*Your task*
Without omitting anything, return the records precisely as given.
•••
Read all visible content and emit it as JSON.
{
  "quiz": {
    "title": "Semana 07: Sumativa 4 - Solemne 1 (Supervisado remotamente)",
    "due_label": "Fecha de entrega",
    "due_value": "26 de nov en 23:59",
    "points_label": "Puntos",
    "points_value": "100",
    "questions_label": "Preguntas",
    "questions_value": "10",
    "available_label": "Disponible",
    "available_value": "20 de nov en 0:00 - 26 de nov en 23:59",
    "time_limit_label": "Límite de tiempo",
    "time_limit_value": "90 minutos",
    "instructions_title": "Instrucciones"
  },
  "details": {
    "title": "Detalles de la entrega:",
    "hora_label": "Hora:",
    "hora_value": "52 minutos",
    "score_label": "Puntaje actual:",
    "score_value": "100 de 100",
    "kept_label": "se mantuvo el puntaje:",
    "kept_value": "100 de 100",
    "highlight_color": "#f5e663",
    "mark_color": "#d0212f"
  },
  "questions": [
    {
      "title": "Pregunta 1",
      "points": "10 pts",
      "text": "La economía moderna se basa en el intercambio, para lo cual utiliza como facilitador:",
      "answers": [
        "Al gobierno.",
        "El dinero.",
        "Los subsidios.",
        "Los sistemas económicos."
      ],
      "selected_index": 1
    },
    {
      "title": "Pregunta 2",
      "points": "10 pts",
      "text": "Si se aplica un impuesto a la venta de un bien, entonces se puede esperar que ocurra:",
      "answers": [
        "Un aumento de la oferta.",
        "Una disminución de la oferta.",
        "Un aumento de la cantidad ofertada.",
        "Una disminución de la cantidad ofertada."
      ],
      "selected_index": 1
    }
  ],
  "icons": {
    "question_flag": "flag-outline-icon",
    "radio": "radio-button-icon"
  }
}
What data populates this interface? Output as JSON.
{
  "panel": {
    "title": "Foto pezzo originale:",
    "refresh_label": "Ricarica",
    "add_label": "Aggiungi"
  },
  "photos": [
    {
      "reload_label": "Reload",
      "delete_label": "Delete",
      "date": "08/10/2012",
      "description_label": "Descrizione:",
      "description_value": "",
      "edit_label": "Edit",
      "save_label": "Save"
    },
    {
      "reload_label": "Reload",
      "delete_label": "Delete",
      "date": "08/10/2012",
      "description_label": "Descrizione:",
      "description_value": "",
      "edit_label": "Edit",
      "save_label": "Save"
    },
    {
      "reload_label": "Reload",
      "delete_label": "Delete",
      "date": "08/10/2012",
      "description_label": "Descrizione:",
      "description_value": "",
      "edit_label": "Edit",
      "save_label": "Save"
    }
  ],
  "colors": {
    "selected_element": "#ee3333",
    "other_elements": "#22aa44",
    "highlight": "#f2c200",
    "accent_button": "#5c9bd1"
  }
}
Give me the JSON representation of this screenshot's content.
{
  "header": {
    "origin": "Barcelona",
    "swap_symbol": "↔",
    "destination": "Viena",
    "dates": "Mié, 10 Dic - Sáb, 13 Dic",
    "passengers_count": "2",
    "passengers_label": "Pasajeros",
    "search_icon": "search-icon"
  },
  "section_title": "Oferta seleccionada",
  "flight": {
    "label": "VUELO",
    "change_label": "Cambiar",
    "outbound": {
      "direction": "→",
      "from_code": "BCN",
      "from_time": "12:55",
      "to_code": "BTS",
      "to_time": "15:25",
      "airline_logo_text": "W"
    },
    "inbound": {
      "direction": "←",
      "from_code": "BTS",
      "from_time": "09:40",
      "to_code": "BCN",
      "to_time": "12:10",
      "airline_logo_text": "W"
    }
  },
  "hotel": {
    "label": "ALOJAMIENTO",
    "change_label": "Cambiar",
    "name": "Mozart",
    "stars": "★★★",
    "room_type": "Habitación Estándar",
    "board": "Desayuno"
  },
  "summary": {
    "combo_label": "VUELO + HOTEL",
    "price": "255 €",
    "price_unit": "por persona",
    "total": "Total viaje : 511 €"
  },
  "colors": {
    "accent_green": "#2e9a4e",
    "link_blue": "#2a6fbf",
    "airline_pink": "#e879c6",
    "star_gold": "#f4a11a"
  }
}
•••
*Answer box*
Read all visible content and emit it as JSON.
{
  "quiz": {
    "title": "Semana 07: Sumativa 4 - Solemne 1 (Supervisado remotamente)",
    "due_label": "Fecha de entrega",
    "due_value": "26 de nov en 23:59",
    "points_label": "Puntos",
    "points_value": "100",
    "questions_label": "Preguntas",
    "questions_value": "10",
    "available_label": "Disponible",
    "available_value": "20 de nov en 0:00 - 26 de nov en 23:59",
    "time_limit_label": "Límite de tiempo",
    "time_limit_value": "90 minutos",
    "instructions_title": "Instrucciones"
  },
  "details": {
    "title": "Detalles de la entrega:",
    "hora_label": "Hora:",
    "hora_value": "52 minutos",
    "score_label": "Puntaje actual:",
    "score_value": "100 de 100",
    "kept_label": "se mantuvo el puntaje:",
    "kept_value": "100 de 100",
    "highlight_color": "#f5e663",
    "mark_color": "#d0212f"
  },
  "questions": [
    {
      "title": "Pregunta 1",
      "points": "10 pts",
      "text": "La economía moderna se basa en el intercambio, para lo cual utiliza como facilitador:",
      "answers": [
        "Al gobierno.",
        "El dinero.",
        "Los subsidios.",
        "Los sistemas económicos."
      ],
      "selected_index": 1
    },
    {
      "title": "Pregunta 2",
      "points": "10 pts",
      "text": "Si se aplica un impuesto a la venta de un bien, entonces se puede esperar que ocurra:",
      "answers": [
        "Un aumento de la oferta.",
        "Una disminución de la oferta.",
        "Un aumento de la cantidad ofertada.",
        "Una disminución de la cantidad ofertada."
      ],
      "selected_index": 1
    }
  ],
  "icons": {
    "question_flag": "flag-outline-icon",
    "radio": "radio-button-icon"
  }
}
What data populates this interface? Output as JSON.
{
  "panel": {
    "title": "Foto pezzo originale:",
    "refresh_label": "Ricarica",
    "add_label": "Aggiungi"
  },
  "photos": [
    {
      "reload_label": "Reload",
      "delete_label": "Delete",
      "date": "08/10/2012",
      "description_label": "Descrizione:",
      "description_value": "",
      "edit_label": "Edit",
      "save_label": "Save"
    },
    {
      "reload_label": "Reload",
      "delete_label": "Delete",
      "date": "08/10/2012",
      "description_label": "Descrizione:",
      "description_value": "",
      "edit_label": "Edit",
      "save_label": "Save"
    },
    {
      "reload_label": "Reload",
      "delete_label": "Delete",
      "date": "08/10/2012",
      "description_label": "Descrizione:",
      "description_value": "",
      "edit_label": "Edit",
      "save_label": "Save"
    }
  ],
  "colors": {
    "selected_element": "#ee3333",
    "other_elements": "#22aa44",
    "highlight": "#f2c200",
    "accent_button": "#5c9bd1"
  }
}
Give me the JSON representation of this screenshot's content.
{
  "header": {
    "origin": "Barcelona",
    "swap_symbol": "↔",
    "destination": "Viena",
    "dates": "Mié, 10 Dic - Sáb, 13 Dic",
    "passengers_count": "2",
    "passengers_label": "Pasajeros",
    "search_icon": "search-icon"
  },
  "section_title": "Oferta seleccionada",
  "flight": {
    "label": "VUELO",
    "change_label": "Cambiar",
    "outbound": {
      "direction": "→",
      "from_code": "BCN",
      "from_time": "12:55",
      "to_code": "BTS",
      "to_time": "15:25",
      "airline_logo_text": "W"
    },
    "inbound": {
      "direction": "←",
      "from_code": "BTS",
      "from_time": "09:40",
      "to_code": "BCN",
      "to_time": "12:10",
      "airline_logo_text": "W"
    }
  },
  "hotel": {
    "label": "ALOJAMIENTO",
    "change_label": "Cambiar",
    "name": "Mozart",
    "stars": "★★★",
    "room_type": "Habitación Estándar",
    "board": "Desayuno"
  },
  "summary": {
    "combo_label": "VUELO + HOTEL",
    "price": "255 €",
    "price_unit": "por persona",
    "total": "Total viaje : 511 €"
  },
  "colors": {
    "accent_green": "#2e9a4e",
    "link_blue": "#2a6fbf",
    "airline_pink": "#e879c6",
    "star_gold": "#f4a11a"
  }
}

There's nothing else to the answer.